Daniel expertly fleshes this out in a way that only he can…
TRUMP’S ART OF THE DEAL IN NORTH KOREA, ISRAEL AND SYRIA
Understanding Trump’s America First foreign policy.
It’s really not that complicated.
But President Trump’s Syria strikes have reopened the debate over what defines his foreign policy. Is he an interventionist or an isolationist? Foreign policy experts claim that he’s making it up as he goes along.
But they’re not paying attention.
President Trump’s foreign policy has two consistent elements. From threatening Kim Jong-Un on Twitter to moving the embassy to Jerusalem to bombing Syria, he applies pressure and then he disengages.
Here’s how that works.
First, Trump pressures the most intransigent and hostile side in the conflict. Second, he divests the United States from the conflict leaving the relevant parties to find a way to work it out.
North Korea had spent decades using its nuclear program to bully its neighbors and the United States. Previous administrations had given the Communist dictatorship $1.3 billion in aid to keep it from developing its nuclear program. These bribes failed because they incentivized the nuclear program.
Nukes are the only thing keeping North Korea from being just another failed Communist dictatorship.
Instead, Trump called North Korea’s bluff. He ignored all the diplomatic advice and ridiculed its regime. He made it clear that the United States was not afraid of North Korean nukes. The experts shrieked. They warned that Kim Jong-Un wouldn’t take this Twitter abuse and we would be in for a nuclear war.
But the Norks folded.
The Communist regime held high level talks with the United States and South Korea.
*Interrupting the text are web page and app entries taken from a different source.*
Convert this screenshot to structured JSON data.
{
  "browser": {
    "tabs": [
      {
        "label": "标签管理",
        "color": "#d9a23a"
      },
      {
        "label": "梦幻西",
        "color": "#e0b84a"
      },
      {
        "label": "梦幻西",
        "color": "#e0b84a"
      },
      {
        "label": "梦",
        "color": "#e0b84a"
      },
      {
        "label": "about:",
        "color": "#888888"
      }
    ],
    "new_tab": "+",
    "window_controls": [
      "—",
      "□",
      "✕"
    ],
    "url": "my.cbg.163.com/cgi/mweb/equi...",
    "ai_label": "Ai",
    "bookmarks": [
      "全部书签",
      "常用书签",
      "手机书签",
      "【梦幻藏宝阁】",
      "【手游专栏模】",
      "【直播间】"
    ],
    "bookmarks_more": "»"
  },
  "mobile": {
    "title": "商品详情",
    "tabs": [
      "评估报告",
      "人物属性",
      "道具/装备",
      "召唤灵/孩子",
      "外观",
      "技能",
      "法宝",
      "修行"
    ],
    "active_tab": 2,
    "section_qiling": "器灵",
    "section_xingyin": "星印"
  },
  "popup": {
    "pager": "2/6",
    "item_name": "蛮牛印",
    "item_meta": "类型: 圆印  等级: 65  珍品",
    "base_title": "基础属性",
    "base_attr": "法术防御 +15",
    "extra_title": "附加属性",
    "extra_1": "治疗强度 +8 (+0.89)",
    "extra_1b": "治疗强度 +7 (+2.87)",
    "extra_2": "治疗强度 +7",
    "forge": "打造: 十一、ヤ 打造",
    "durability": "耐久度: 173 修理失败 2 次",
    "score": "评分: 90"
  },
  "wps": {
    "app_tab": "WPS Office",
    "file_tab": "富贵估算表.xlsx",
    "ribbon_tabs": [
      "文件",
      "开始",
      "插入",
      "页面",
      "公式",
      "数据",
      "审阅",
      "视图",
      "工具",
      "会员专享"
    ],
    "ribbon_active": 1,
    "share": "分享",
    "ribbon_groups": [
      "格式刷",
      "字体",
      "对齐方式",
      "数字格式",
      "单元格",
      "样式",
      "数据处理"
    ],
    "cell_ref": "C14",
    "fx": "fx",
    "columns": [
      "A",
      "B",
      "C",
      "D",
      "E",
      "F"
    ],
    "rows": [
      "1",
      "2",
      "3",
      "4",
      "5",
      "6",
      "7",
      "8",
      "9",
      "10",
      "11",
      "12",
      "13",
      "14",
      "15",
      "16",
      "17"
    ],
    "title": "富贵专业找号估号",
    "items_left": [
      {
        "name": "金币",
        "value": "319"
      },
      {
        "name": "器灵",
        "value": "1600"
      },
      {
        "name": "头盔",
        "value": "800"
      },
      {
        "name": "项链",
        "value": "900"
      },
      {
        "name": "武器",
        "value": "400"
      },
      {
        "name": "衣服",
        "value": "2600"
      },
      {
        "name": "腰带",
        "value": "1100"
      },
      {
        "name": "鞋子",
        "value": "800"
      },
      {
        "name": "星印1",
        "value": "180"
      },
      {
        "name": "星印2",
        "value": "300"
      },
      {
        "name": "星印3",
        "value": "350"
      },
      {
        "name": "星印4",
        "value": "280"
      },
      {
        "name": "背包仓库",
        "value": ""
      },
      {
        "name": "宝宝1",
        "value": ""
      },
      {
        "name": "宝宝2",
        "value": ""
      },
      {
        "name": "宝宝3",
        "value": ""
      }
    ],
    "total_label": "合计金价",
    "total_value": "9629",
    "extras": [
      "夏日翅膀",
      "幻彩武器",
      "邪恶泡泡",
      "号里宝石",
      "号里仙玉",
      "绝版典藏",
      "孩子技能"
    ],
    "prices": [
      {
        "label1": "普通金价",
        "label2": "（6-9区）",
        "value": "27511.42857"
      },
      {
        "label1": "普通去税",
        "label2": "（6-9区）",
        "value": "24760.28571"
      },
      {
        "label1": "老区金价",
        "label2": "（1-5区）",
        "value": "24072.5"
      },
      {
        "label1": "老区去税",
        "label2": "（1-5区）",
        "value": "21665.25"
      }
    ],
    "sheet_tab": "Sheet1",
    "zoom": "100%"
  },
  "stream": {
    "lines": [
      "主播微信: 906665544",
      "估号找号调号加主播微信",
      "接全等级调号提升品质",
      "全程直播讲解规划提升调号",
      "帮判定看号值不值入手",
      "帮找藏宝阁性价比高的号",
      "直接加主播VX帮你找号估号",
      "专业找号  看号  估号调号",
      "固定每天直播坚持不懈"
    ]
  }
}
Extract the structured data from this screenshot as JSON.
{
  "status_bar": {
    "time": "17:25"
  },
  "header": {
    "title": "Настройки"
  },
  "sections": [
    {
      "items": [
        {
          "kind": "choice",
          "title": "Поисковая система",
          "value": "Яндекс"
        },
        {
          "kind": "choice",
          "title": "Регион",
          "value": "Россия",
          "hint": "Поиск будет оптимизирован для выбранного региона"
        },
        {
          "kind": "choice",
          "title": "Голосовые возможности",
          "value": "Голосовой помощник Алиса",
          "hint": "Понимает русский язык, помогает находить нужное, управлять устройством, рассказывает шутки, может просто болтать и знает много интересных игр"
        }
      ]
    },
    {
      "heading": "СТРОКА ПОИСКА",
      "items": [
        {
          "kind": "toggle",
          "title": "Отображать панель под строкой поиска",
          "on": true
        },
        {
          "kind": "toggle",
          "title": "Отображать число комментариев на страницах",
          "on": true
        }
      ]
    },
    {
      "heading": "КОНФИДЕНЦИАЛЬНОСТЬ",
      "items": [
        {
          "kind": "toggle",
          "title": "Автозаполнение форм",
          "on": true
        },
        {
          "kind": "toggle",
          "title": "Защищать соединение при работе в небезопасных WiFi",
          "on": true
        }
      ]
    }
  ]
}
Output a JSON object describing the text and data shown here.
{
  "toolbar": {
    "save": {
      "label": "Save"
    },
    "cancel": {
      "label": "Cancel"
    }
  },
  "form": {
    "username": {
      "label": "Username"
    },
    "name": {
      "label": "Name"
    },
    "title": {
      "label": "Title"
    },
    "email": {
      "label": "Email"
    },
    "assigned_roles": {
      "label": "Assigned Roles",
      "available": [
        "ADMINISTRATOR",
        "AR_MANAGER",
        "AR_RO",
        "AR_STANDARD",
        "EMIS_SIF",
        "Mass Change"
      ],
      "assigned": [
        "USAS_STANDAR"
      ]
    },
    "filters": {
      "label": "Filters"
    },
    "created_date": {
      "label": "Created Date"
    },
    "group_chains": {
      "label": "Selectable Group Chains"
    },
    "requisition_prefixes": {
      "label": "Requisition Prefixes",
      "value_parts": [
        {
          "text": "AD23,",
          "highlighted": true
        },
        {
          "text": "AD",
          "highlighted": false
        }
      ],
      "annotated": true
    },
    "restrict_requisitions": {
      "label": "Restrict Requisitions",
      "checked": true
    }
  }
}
It’s reportedly planning to announce an official end to the war. That probably won’t amount to much in the long term, but it shifts more of the responsibility for the conflict away from the United States and to the Koreas.
Trump accomplished more with a few tweets than previous administrations had with billions of dollars.
An instinctive negotiator, Trump’s realpolitik genius lay not in ideology, but in grasping the core negotiating strategy of the enemy and then negating it by taking away its reason not to make a deal.